The difference a quarter century makes
When Benjamin Netanyahu was visiting D.C. a few weeks ago, I wrote a my-how-things-have-changed post about the days when it was a Republican administration that found itself somewhat at odds with Israel. The president then was George H.W. Bush, and the secretary of state was James Baker, a diplomat of the realist school. For some details on their dealings with Israel, read the post.
As if to prove the point about how far the center of Republican opinion had moved, Baker himself was in the news this week. The New York Times reports:
The warnings trickled in soon after an announcement began circulating last month that James A. Baker III, the former diplomat who is now a foreign policy adviser to [potential presidential candidate] Jeb Bush, would be a featured speaker at a conference hosted by J Street, the liberal pro-Israel advocacy organization.
It could be problematic, conservative donors and Israel hawks told Mr. Bush's team, if Mr. Baker spoke at the event, according to three people briefed on the discussions….
Sheldon Adelson, the billionaire casino mogul and a powerful donor to Republican "super PACs," is among those who have expressed concerns to Mr. Bush's friends and allies, several of them said. Mr. Adelson is said to be incensed over Mr. Baker's comments and the lack of pressure put on him by the Bush team before his address—a significant concern, given that Mr. Adelson has the resources to pour tens of millions of dollars into the Republican presidential primary.

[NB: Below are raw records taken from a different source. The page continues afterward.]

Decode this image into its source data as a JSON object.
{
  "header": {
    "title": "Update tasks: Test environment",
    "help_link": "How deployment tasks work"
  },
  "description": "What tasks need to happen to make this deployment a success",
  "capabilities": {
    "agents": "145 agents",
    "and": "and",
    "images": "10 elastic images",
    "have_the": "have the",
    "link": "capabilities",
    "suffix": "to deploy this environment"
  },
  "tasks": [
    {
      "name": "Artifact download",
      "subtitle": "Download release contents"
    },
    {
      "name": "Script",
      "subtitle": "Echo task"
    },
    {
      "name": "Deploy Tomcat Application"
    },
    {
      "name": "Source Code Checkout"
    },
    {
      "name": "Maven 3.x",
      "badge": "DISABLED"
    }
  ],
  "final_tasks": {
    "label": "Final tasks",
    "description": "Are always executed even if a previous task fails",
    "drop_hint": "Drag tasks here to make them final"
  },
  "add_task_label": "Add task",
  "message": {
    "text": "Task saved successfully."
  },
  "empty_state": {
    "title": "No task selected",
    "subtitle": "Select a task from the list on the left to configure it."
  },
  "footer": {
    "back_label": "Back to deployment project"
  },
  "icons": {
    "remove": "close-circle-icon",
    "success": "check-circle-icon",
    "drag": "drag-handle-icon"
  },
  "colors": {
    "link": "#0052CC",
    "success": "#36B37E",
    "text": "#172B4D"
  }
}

You can read the rest here. But the upshot is that Jeb Bush's association with James Baker is starting to spark the sort of Republican reaction ordinarily reserved for an association with Bill Ayers. In the GOP of 2015, the old Bush/Baker approach to Middle Eastern policy is being treated like a tainted foreign import.